TASK GOAL -
Look for the word "this". Copy every line of the listing where it occurs.

RECORDS TO USE Block Start

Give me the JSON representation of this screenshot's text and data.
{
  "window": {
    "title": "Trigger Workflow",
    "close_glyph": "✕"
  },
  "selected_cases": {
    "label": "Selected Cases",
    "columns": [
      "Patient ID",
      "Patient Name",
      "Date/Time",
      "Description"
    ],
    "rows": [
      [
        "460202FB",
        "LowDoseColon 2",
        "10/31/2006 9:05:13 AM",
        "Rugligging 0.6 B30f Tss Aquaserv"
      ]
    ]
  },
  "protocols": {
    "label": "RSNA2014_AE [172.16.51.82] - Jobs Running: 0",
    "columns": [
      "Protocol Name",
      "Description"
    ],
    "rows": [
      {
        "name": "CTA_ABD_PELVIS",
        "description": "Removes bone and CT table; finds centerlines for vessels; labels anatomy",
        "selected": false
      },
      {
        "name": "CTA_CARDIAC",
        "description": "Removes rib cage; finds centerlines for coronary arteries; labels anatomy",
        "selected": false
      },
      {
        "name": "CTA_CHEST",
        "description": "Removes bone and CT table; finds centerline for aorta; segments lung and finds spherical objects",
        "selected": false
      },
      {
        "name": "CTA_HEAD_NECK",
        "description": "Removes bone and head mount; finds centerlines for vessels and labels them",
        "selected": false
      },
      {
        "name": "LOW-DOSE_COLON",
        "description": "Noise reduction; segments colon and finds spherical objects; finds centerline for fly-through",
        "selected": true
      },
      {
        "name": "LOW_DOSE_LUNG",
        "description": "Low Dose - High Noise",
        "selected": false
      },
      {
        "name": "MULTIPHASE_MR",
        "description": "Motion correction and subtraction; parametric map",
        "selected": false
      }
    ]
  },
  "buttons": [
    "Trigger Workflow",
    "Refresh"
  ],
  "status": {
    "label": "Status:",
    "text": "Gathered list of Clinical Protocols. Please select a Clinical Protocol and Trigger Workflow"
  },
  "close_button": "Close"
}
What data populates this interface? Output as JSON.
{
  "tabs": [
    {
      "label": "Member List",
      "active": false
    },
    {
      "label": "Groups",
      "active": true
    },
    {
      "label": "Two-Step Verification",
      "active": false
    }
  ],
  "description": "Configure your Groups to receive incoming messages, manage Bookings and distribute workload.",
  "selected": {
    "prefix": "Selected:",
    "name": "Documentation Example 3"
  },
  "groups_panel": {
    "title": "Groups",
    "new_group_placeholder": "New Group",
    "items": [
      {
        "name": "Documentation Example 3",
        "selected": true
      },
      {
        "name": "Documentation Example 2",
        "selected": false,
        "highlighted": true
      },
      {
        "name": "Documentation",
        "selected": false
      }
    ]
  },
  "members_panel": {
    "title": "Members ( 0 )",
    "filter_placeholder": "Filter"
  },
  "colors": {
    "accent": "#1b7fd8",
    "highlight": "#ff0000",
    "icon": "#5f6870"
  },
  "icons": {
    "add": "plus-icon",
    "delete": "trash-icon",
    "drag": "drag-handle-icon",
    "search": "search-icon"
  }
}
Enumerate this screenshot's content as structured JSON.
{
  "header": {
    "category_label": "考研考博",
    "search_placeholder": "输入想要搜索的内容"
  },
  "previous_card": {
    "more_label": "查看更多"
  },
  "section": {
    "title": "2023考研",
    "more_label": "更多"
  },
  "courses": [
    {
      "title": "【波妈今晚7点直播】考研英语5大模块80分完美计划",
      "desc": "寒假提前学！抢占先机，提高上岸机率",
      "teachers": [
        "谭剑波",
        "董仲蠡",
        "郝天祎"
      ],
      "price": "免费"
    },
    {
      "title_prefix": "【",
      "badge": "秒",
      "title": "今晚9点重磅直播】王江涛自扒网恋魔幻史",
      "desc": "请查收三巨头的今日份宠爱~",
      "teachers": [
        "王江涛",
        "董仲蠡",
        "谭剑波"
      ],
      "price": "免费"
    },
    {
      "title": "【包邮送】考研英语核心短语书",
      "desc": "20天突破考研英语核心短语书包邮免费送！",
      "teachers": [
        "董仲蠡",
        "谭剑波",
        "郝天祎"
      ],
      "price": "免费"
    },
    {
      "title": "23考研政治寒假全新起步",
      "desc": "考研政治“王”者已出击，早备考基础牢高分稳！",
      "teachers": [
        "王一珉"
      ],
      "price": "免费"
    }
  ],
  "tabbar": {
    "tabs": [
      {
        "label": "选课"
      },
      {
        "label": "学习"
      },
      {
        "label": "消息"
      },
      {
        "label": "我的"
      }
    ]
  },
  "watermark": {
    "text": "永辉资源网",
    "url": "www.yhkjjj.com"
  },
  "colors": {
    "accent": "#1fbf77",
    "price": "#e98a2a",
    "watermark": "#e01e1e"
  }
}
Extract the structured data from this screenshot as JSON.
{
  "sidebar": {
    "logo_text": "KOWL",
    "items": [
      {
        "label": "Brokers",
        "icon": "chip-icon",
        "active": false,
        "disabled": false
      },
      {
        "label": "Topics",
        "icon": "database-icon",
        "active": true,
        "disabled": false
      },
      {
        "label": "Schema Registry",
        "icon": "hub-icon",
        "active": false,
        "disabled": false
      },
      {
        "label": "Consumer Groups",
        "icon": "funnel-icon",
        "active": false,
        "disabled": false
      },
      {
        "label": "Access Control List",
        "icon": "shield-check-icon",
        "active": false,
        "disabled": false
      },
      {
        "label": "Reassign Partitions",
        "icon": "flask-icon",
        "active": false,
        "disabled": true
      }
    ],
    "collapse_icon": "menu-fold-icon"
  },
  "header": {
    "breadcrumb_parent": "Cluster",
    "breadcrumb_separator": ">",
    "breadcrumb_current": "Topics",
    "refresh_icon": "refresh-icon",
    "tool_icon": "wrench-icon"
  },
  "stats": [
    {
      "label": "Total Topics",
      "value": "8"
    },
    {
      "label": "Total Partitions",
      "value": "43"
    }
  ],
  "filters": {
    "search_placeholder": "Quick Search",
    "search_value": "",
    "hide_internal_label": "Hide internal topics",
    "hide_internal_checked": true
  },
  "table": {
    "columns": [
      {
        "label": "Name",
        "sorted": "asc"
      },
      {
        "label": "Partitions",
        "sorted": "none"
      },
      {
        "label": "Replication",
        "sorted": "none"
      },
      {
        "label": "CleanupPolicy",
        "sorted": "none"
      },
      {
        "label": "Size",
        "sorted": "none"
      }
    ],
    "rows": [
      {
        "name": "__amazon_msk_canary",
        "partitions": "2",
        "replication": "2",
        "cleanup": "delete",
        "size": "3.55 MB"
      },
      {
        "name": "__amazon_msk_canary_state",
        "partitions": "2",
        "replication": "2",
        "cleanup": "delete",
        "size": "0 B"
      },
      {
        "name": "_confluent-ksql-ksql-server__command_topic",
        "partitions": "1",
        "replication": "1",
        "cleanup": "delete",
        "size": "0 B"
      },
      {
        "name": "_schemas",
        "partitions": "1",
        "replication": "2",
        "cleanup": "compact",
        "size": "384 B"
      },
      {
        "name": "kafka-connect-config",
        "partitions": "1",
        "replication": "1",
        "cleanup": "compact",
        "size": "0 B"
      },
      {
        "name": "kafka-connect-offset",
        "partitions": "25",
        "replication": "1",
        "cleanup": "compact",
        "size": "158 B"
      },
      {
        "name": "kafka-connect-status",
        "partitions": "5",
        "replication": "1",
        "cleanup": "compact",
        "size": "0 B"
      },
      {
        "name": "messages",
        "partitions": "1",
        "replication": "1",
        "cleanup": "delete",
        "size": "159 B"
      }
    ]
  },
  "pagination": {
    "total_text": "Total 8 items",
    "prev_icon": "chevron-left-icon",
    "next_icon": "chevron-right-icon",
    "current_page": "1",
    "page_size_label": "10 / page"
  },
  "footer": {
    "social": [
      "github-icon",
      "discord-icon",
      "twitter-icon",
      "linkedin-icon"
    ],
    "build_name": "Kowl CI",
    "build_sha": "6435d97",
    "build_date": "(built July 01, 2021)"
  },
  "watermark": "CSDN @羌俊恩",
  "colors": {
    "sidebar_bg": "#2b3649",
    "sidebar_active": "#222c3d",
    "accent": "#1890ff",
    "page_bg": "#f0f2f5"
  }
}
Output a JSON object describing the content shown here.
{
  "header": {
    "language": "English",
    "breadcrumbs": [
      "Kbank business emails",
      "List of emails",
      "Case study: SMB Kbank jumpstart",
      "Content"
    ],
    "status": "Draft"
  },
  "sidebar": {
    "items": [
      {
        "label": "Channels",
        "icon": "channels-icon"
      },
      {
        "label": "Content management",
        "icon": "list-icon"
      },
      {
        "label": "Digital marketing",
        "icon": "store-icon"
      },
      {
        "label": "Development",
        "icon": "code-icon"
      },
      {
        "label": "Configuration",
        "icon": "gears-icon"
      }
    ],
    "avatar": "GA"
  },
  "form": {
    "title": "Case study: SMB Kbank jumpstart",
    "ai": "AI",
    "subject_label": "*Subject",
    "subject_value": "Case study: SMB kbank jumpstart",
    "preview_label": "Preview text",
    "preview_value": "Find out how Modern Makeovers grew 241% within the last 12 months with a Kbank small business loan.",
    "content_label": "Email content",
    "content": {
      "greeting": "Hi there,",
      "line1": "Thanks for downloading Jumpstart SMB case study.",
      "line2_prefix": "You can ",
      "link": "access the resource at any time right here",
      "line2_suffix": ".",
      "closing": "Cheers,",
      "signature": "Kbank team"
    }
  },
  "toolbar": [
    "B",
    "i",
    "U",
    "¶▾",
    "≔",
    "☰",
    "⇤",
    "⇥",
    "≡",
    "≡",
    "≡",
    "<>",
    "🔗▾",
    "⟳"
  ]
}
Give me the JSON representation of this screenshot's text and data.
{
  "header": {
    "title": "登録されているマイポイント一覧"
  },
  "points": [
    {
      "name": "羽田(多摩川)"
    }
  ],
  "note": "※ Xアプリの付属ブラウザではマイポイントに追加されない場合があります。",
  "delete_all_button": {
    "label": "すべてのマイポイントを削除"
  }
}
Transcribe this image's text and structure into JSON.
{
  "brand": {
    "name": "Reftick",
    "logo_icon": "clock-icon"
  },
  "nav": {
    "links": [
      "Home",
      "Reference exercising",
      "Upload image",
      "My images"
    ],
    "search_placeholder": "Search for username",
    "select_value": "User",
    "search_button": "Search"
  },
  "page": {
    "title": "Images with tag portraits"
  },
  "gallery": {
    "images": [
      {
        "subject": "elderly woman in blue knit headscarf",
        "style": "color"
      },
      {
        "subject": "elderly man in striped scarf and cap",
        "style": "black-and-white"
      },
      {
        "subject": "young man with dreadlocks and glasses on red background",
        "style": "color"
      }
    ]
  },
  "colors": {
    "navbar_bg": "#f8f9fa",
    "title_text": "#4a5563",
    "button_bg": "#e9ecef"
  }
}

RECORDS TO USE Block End

EXERCISE ANSWER -
Give me the JSON representation of this screenshot's text and data.
What data populates this interface? Output as JSON.
Enumerate this screenshot's content as structured JSON.
Extract the structured data from this screenshot as JSON.
Give me the JSON representation of this screenshot's text and data.
Transcribe this image's text and structure into JSON.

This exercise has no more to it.